Everybody has a story to tell. Thousands of stories, in fact. About experiences we’ve had, things we’ve learned, decisions we’ve made, changes we seek. In Episode 2 of my podcast, journalist and social justice campaigner Katie Lin and I explore the power of these individual stories and why they matter.
“I think it’s safe to say that everyone cares about something. So, if they can ignite the storyteller inside of themselves and use that story to create change where they want to see it – and about something that they love – then I see that being the next movement. That is how change will happen.”
Katie shares the story of a Tibetan man she met in India, who chose to make his home at the edge of a lake that bordered his home country. Why? Because, even if he could never go home again, at least he could see his home from there every day. His story was never published in the mass media. It never went viral. Yet, here we are, years later, discussing it. Imagining what we would have done if we were in his shoes. Learning from his experience. Letting it seep into our values, beliefs and knowledge systems.
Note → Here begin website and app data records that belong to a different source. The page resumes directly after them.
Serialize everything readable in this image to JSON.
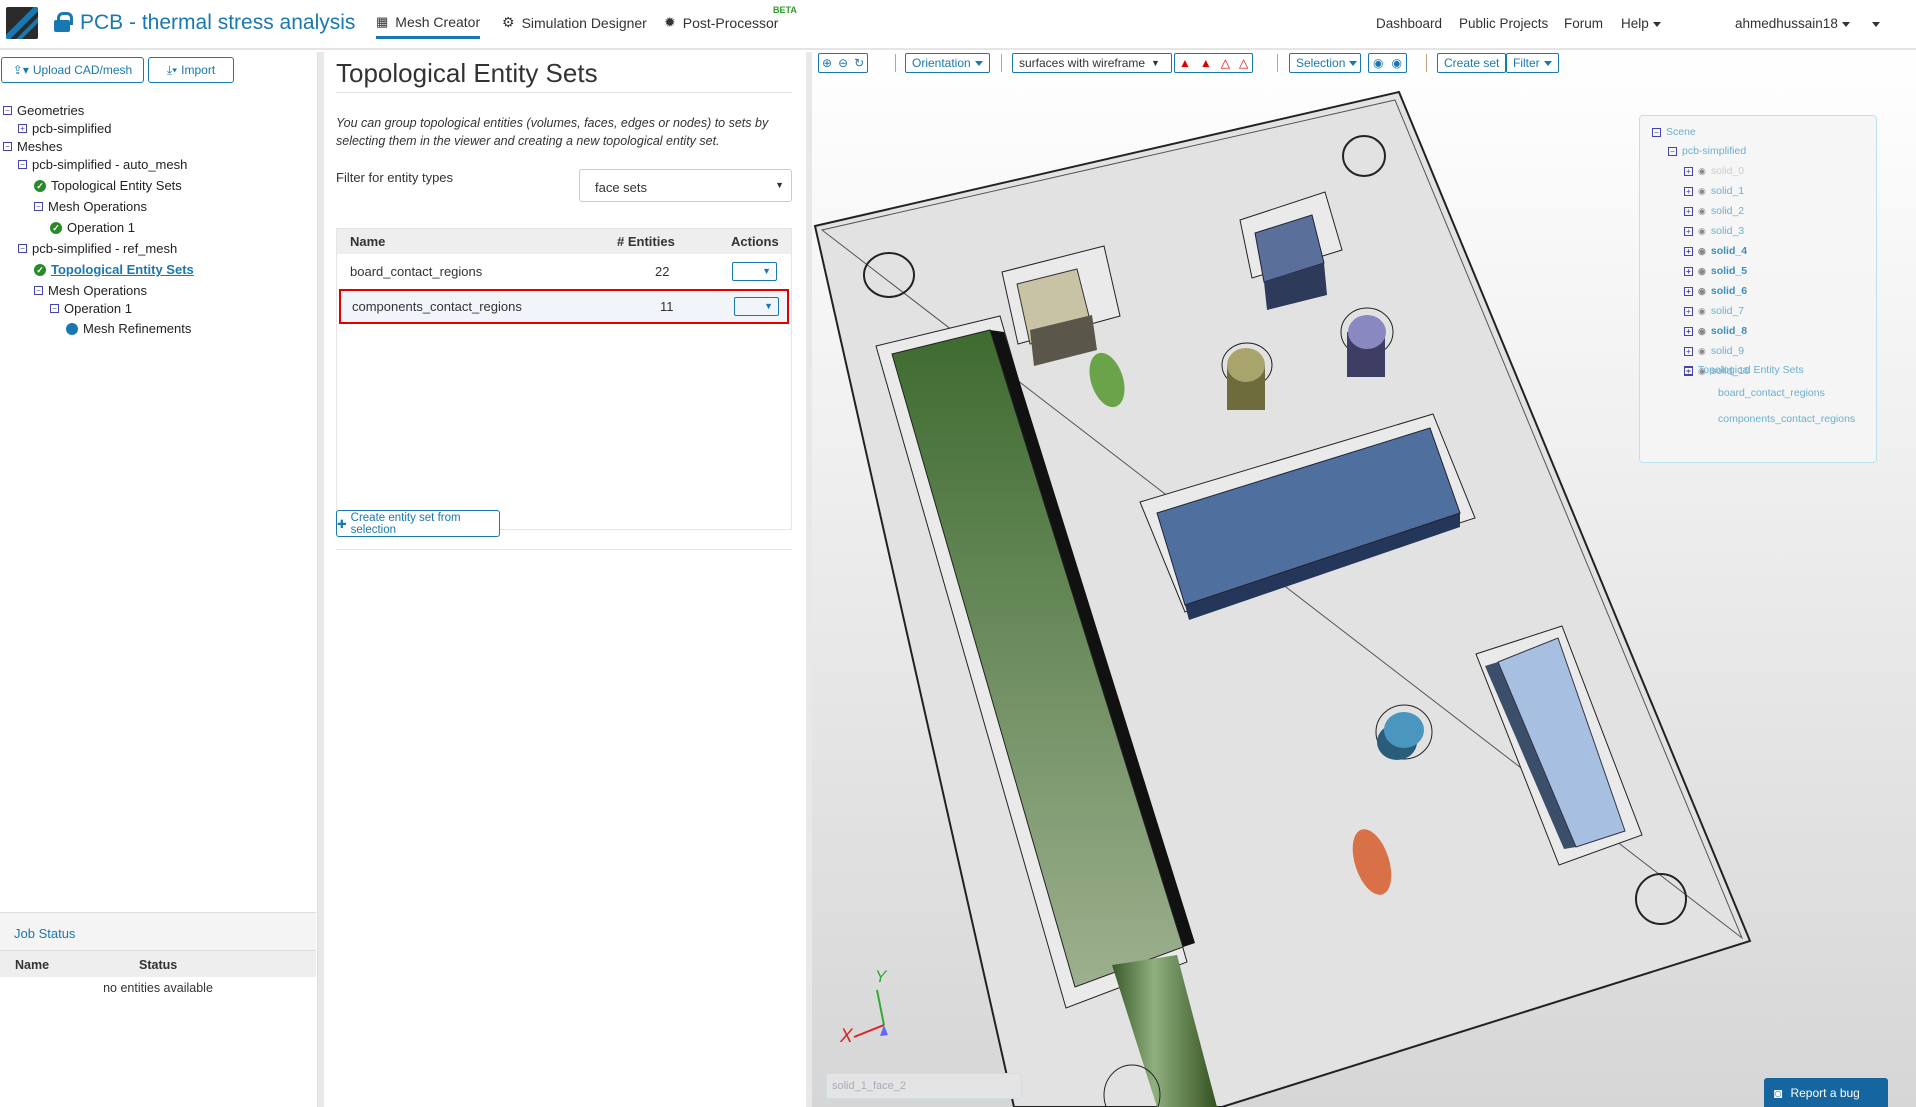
{
  "header": {
    "project_title": "PCB - thermal stress analysis",
    "tabs": [
      {
        "label": "Mesh Creator"
      },
      {
        "label": "Simulation Designer"
      },
      {
        "label": "Post-Processor",
        "badge": "BETA"
      }
    ],
    "right_nav": [
      "Dashboard",
      "Public Projects",
      "Forum",
      "Help"
    ],
    "user": "ahmedhussain18"
  },
  "left": {
    "upload_label": "Upload CAD/mesh",
    "import_label": "Import",
    "tree": [
      "Geometries",
      "pcb-simplified",
      "Meshes",
      "pcb-simplified - auto_mesh",
      "Topological Entity Sets",
      "Mesh Operations",
      "Operation 1",
      "pcb-simplified - ref_mesh",
      "Topological Entity Sets",
      "Mesh Operations",
      "Operation 1",
      "Mesh Refinements"
    ],
    "job_status": {
      "title": "Job Status",
      "columns": [
        "Name",
        "Status"
      ],
      "empty": "no entities available"
    }
  },
  "main": {
    "title": "Topological Entity Sets",
    "description": "You can group topological entities (volumes, faces, edges or nodes) to sets by selecting them in the viewer and creating a new topological entity set.",
    "filter_label": "Filter for entity types",
    "filter_value": "face sets",
    "table": {
      "columns": [
        "Name",
        "# Entities",
        "Actions"
      ],
      "rows": [
        {
          "name": "board_contact_regions",
          "count": "22"
        },
        {
          "name": "components_contact_regions",
          "count": "11"
        }
      ]
    },
    "create_label": "Create entity set from selection"
  },
  "viewer": {
    "toolbar": {
      "orientation": "Orientation",
      "render_mode": "surfaces with wireframe",
      "selection": "Selection",
      "create_set": "Create set",
      "filter": "Filter"
    },
    "scene_tree": {
      "root": "Scene",
      "model": "pcb-simplified",
      "solids": [
        "solid_0",
        "solid_1",
        "solid_2",
        "solid_3",
        "solid_4",
        "solid_5",
        "solid_6",
        "solid_7",
        "solid_8",
        "solid_9",
        "solid_10"
      ],
      "sets_label": "Topological Entity Sets",
      "sets": [
        "board_contact_regions",
        "components_contact_regions"
      ]
    },
    "axis": {
      "x": "X",
      "y": "Y"
    },
    "hover_field": "solid_1_face_2",
    "report_bug": "Report a bug",
    "colors": {
      "accent": "#1a78b0",
      "highlight": "#e00000"
    }
  }
}
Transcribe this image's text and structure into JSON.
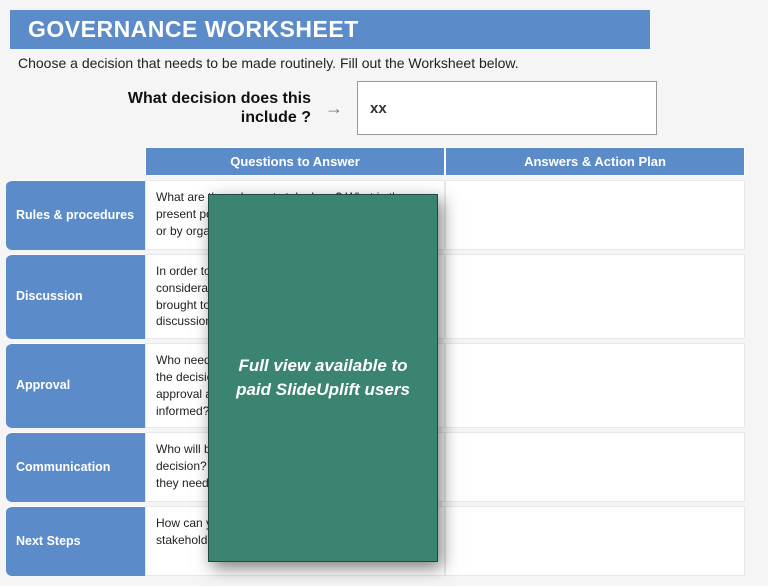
{
  "title": "GOVERNANCE WORKSHEET",
  "subtitle": "Choose a decision that needs to be made routinely. Fill out the Worksheet below.",
  "decision": {
    "question": "What decision does this include ?",
    "value": "xx"
  },
  "headers": {
    "questions": "Questions to Answer",
    "answers": "Answers & Action Plan"
  },
  "rows": [
    {
      "label": "Rules & procedures",
      "question": "What are the values at stake here? What is the present policy on this decision? Is it required by law or by organizational process?"
    },
    {
      "label": "Discussion",
      "question": "In order to influence the decision, what evidence, consideration or stories are necessary or could be brought to the table? What is required for a discussion"
    },
    {
      "label": "Approval",
      "question": "Who needs to be involved in this decision? How will the decision be taken, and at what levels of approval are required? How is it going to be informed?"
    },
    {
      "label": "Communication",
      "question": "Who will be affected by the outcome of this decision? When a decision has been taken, what do they need to know and from whom?"
    },
    {
      "label": "Next Steps",
      "question": "How can you ensure that all appropriate stakeholders follow the new decision through?"
    }
  ],
  "overlay": {
    "message": "Full view available to paid SlideUplift users"
  }
}
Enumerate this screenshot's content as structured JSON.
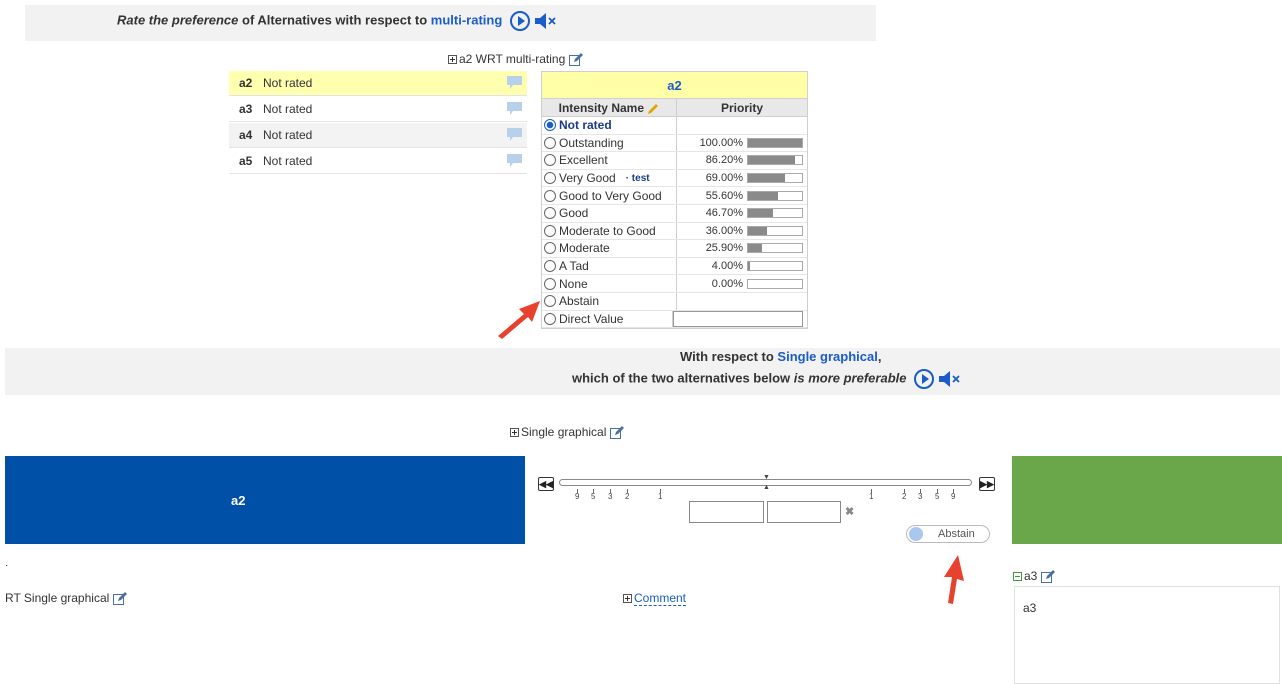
{
  "header1": {
    "prefix": "Rate the preference",
    "middle": " of Alternatives with respect to ",
    "link": "multi-rating"
  },
  "wrt_title": "a2 WRT multi-rating",
  "alternatives": [
    {
      "name": "a2",
      "value": "Not rated"
    },
    {
      "name": "a3",
      "value": "Not rated"
    },
    {
      "name": "a4",
      "value": "Not rated"
    },
    {
      "name": "a5",
      "value": "Not rated"
    }
  ],
  "rating_table": {
    "title": "a2",
    "col_intensity": "Intensity Name",
    "col_priority": "Priority",
    "rows": [
      {
        "name": "Not rated",
        "pct": "",
        "value": null,
        "selected": true
      },
      {
        "name": "Outstanding",
        "pct": "100.00%",
        "value": 1.0
      },
      {
        "name": "Excellent",
        "pct": "86.20%",
        "value": 0.862
      },
      {
        "name": "Very Good",
        "note": "· test",
        "pct": "69.00%",
        "value": 0.69
      },
      {
        "name": "Good to Very Good",
        "pct": "55.60%",
        "value": 0.556
      },
      {
        "name": "Good",
        "pct": "46.70%",
        "value": 0.467
      },
      {
        "name": "Moderate to Good",
        "pct": "36.00%",
        "value": 0.36
      },
      {
        "name": "Moderate",
        "pct": "25.90%",
        "value": 0.259
      },
      {
        "name": "A Tad",
        "pct": "4.00%",
        "value": 0.04
      },
      {
        "name": "None",
        "pct": "0.00%",
        "value": 0.0
      },
      {
        "name": "Abstain",
        "pct": "",
        "value": null
      },
      {
        "name": "Direct Value",
        "pct": "",
        "value": null,
        "input": true
      }
    ]
  },
  "header2": {
    "line1_prefix": "With respect to ",
    "line1_link": "Single graphical",
    "line1_suffix": ",",
    "line2_prefix": "which of the two alternatives below ",
    "line2_em": "is more preferable"
  },
  "single_graphical_title": "Single graphical",
  "left_alt": "a2",
  "slider": {
    "left_ticks": [
      "9",
      "5",
      "3",
      "2",
      "1"
    ],
    "right_ticks": [
      "1",
      "2",
      "3",
      "5",
      "9"
    ]
  },
  "abstain_label": "Abstain",
  "wrt_single": "RT Single graphical",
  "comment_link": "Comment",
  "a3_title": "a3",
  "a3_text": "a3",
  "colors": {
    "accent": "#1a5cc8",
    "left_block": "#0050a8",
    "right_block": "#6aa64a",
    "selected_row": "#ffffb0",
    "arrow": "#e8412e"
  }
}
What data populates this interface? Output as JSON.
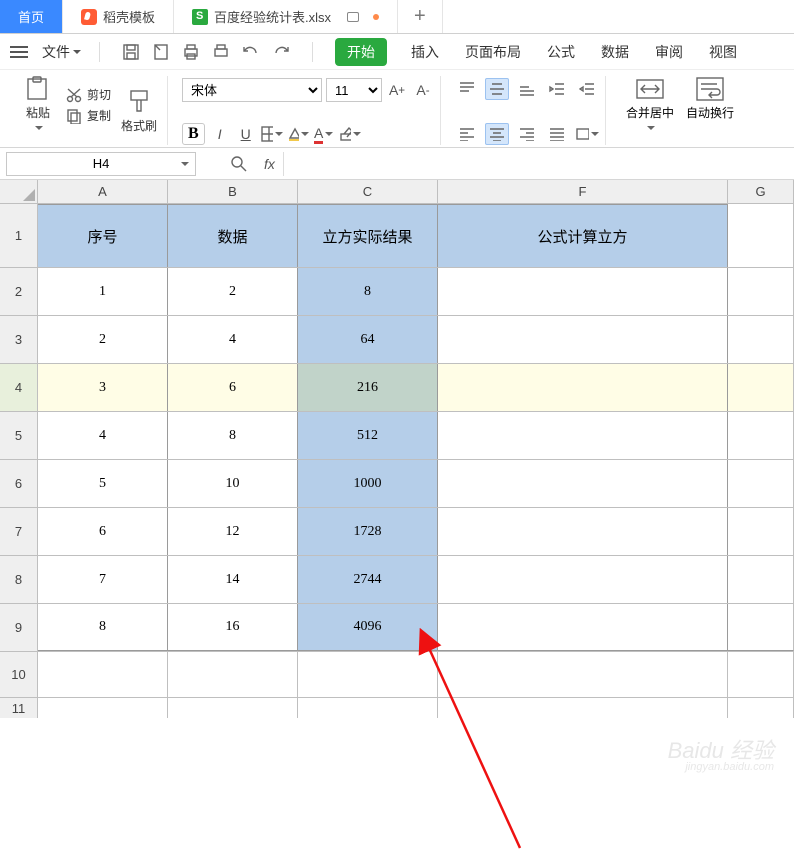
{
  "tabs": {
    "home": "首页",
    "dk": "稻壳模板",
    "file": "百度经验统计表.xlsx",
    "add": "+"
  },
  "menubar": {
    "file": "文件"
  },
  "ribbontabs": {
    "start": "开始",
    "insert": "插入",
    "layout": "页面布局",
    "formula": "公式",
    "data": "数据",
    "review": "审阅",
    "view": "视图"
  },
  "ribbon": {
    "paste": "粘贴",
    "cut": "剪切",
    "copy": "复制",
    "format_painter": "格式刷",
    "merge_center": "合并居中",
    "auto_wrap": "自动换行",
    "font_name": "宋体",
    "font_size": "11"
  },
  "namebox": "H4",
  "fx_label": "fx",
  "sheet": {
    "columns": {
      "A": "A",
      "B": "B",
      "C": "C",
      "F": "F",
      "G": "G"
    },
    "headers": {
      "A": "序号",
      "B": "数据",
      "C": "立方实际结果",
      "F": "公式计算立方"
    },
    "rows": [
      {
        "n": "1"
      },
      {
        "n": "2",
        "A": "1",
        "B": "2",
        "C": "8"
      },
      {
        "n": "3",
        "A": "2",
        "B": "4",
        "C": "64"
      },
      {
        "n": "4",
        "A": "3",
        "B": "6",
        "C": "216"
      },
      {
        "n": "5",
        "A": "4",
        "B": "8",
        "C": "512"
      },
      {
        "n": "6",
        "A": "5",
        "B": "10",
        "C": "1000"
      },
      {
        "n": "7",
        "A": "6",
        "B": "12",
        "C": "1728"
      },
      {
        "n": "8",
        "A": "7",
        "B": "14",
        "C": "2744"
      },
      {
        "n": "9",
        "A": "8",
        "B": "16",
        "C": "4096"
      },
      {
        "n": "10"
      },
      {
        "n": "11"
      }
    ]
  },
  "watermark": {
    "main": "Baidu 经验",
    "sub": "jingyan.baidu.com"
  }
}
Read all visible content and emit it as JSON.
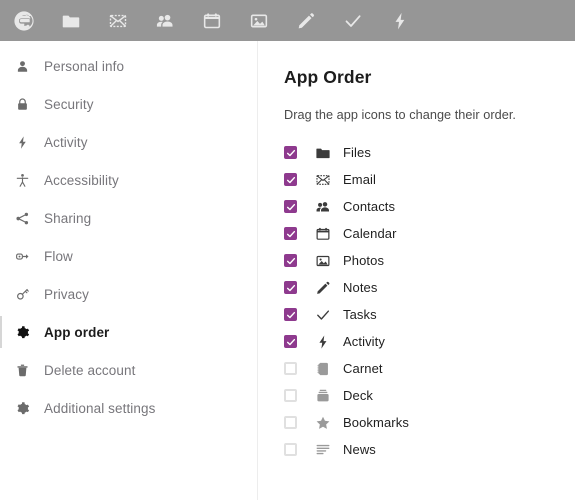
{
  "app_bar": {
    "items": [
      {
        "name": "logo-e-icon",
        "title": "Home",
        "icon": "logo-e"
      },
      {
        "name": "appbar-files",
        "title": "Files",
        "icon": "folder"
      },
      {
        "name": "appbar-email",
        "title": "Email",
        "icon": "envelope"
      },
      {
        "name": "appbar-contacts",
        "title": "Contacts",
        "icon": "people"
      },
      {
        "name": "appbar-calendar",
        "title": "Calendar",
        "icon": "calendar"
      },
      {
        "name": "appbar-photos",
        "title": "Photos",
        "icon": "image"
      },
      {
        "name": "appbar-notes",
        "title": "Notes",
        "icon": "pencil"
      },
      {
        "name": "appbar-tasks",
        "title": "Tasks",
        "icon": "check"
      },
      {
        "name": "appbar-activity",
        "title": "Activity",
        "icon": "bolt"
      }
    ]
  },
  "sidebar": {
    "items": [
      {
        "label": "Personal info",
        "icon": "person",
        "active": false
      },
      {
        "label": "Security",
        "icon": "lock",
        "active": false
      },
      {
        "label": "Activity",
        "icon": "bolt",
        "active": false
      },
      {
        "label": "Accessibility",
        "icon": "accessibility",
        "active": false
      },
      {
        "label": "Sharing",
        "icon": "share",
        "active": false
      },
      {
        "label": "Flow",
        "icon": "flow",
        "active": false
      },
      {
        "label": "Privacy",
        "icon": "key",
        "active": false
      },
      {
        "label": "App order",
        "icon": "gear",
        "active": true
      },
      {
        "label": "Delete account",
        "icon": "trash",
        "active": false
      },
      {
        "label": "Additional settings",
        "icon": "gear",
        "active": false
      }
    ]
  },
  "main": {
    "title": "App Order",
    "description": "Drag the app icons to change their order.",
    "apps": [
      {
        "label": "Files",
        "icon": "folder",
        "checked": true
      },
      {
        "label": "Email",
        "icon": "envelope",
        "checked": true
      },
      {
        "label": "Contacts",
        "icon": "people",
        "checked": true
      },
      {
        "label": "Calendar",
        "icon": "calendar",
        "checked": true
      },
      {
        "label": "Photos",
        "icon": "image",
        "checked": true
      },
      {
        "label": "Notes",
        "icon": "pencil",
        "checked": true
      },
      {
        "label": "Tasks",
        "icon": "check",
        "checked": true
      },
      {
        "label": "Activity",
        "icon": "bolt",
        "checked": true
      },
      {
        "label": "Carnet",
        "icon": "carnet",
        "checked": false
      },
      {
        "label": "Deck",
        "icon": "deck",
        "checked": false
      },
      {
        "label": "Bookmarks",
        "icon": "star",
        "checked": false
      },
      {
        "label": "News",
        "icon": "news",
        "checked": false
      }
    ]
  },
  "colors": {
    "appbar_background": "#969696",
    "accent_purple": "#8e3a8e",
    "active_text": "#1c1c1c",
    "muted_text": "#77767b"
  }
}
Understanding a little bit better the impact and implications of international politics on the lives of “ordinary individuals”.
I believe that individual stories have the power to shape our world. That’s why I do this work. Look at the Greta effect – how one, 16-year-old young woman mobilized an entire generation to seek change. I also believe that the stories we choose to share – and subvert – matter. These choices reveal your character, your brand and the kind of future you want. Like this –
When reality TV first came along, I worked on a show called Whistler Stories, about people in a ski resort town looking for love. Part of my assignment was to follow a young, gay ski instructor for the season, to tell his story. I’ll call him Peter. He was an incredibly articulate and intelligent guy, and he gave me and my crew unparalleled access to his private life. We went on dates, surfed the chat rooms and joined the exclusive Snowball gala with him. Peter even let us come to the doctor with him for his HIV test and results. Why would he put himself out there like that – especially when we weren’t paying him? Because he (and I) believed that his story had the power to change gender stereotypes and beliefs.
For three months, we covered Peter’s story, shaping it in the edit suite for release with the series the following year. Then, the unthinkable happened. I found out that the production company hadn’t yet secured the rights to include any locations or personnel that “belonged” to the ski resort in the TV series. They were still negotiating. When the resort owners found out we were featuring a gay ski instructor from their organization, they told my bosses that they’d have to cut Peter from the series if they wanted to get the rights they needed. Why? They were afraid that parents would pull their kids out of the ski school. So, my bosses caved and cut him. Peter’s critically important story would never be told. Unable to change their minds, I did the only thing I could. I quit. And, almost two decades later, I tell that story every chance I get, to make sure it’s not lost. That Peter’s voice is heard.
Every story matters. And every person has the power to tell her story, to ignite the change she wants to see in the world. Even when you think no one’s listening, you might be surprised. All it takes is one connection to make a difference.